Admin., 466 F.3d 880, 882 (9th Cir. 2006) (quotation
marks omitted)). A reviewing court, however, may not affirm
the Commissioner on a ground upon which the Commissioner did
not rely. Id.; see also Bray, 554 F.3d at
was born on July 28, 1979. AR 46. He has a limited education
(up to ninth grade), can communicate in English, and has
performed construction work and temporary labor sporadically,
but has not worked since 2012. AR 47, 53-58. He filed for DIB
and SSI on June 26, 2013, alleging disability due to
degenerative disc disease status post microdiscectomy,
cannabis abuse, opiate abuse, and major depressive disorder.
application was denied initially and upon reconsideration,
and he requested a hearing before an administrative law judge
(“ALJ”). AR 40. An administrative hearing was
held on November 10, 2015. Id. Plaintiff was
represented by counsel and testified. Id. In March
of 2016, the ALJ issued a written decision denying
Plaintiff's application. AR 158-79. Plaintiff sought
review by the Appeals Council. The Appeals Council granted
Plaintiff's request for review and remanded to the ALJ to
rectify the issues it identified with the ALJ's initial
decision. AR 180-85. The ALJ held another hearing, on
December 20, 2016, at which Plaintiff was once again
represented by counsel and he again testified.

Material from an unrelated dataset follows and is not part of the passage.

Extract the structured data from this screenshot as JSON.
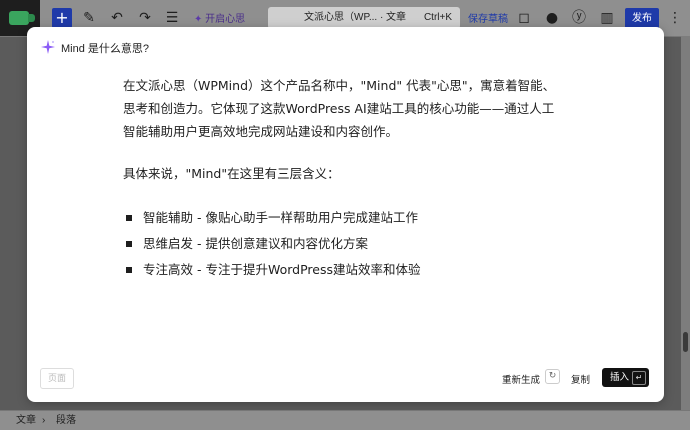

The ALJ issued
a written decision once again denying Plaintiff's
application on March 1, 2017. AR 17-31. Plaintiff now seeks
judicial review of that decision.
The Sequential Analysis
claimant is disabled if he or she is unable to “engage
in any substantial gainful activity by reason of any
medically determinable physical or mental impairment which .
. . has lasted or can be expected to last for a continuous
period of not less than 12 months[.]” 42 U.S.C. §
423(d)(1)(A). “Social Security Regulations set out a
five-step sequential process for determining whether an
applicant is disabled within the meaning of the Social
Security Act.” Keyser v. Comm'r Soc. Sec.
Admin., 648 F.3d 721, 724 (9th Cir. 2011); see
also 20 C.F.R. §§ 404.1520 (DIB), 416.920
(SSI); Bowen v. Yuckert, 482 U.S. 137, 140 (1987).
Each step is potentially dispositive. 20 C.F.R. §§
404.1520(a)(4), 416.920(a)(4). The five-step sequential
process asks the following series of questions:
1. Is the claimant performing “substantial gainful
activity?” 20 C.F.R. §§ 404.1520(a)(4)(i),
416.920(a)(4)(i). This activity is work involving significant
mental or physical duties done or intended to be done for pay
or profit. 20 C.F.R. §§ 404.1510, 416.910. If the
claimant is performing such work, she is not disabled within
the meaning of the Act. 20 C.F.R. §§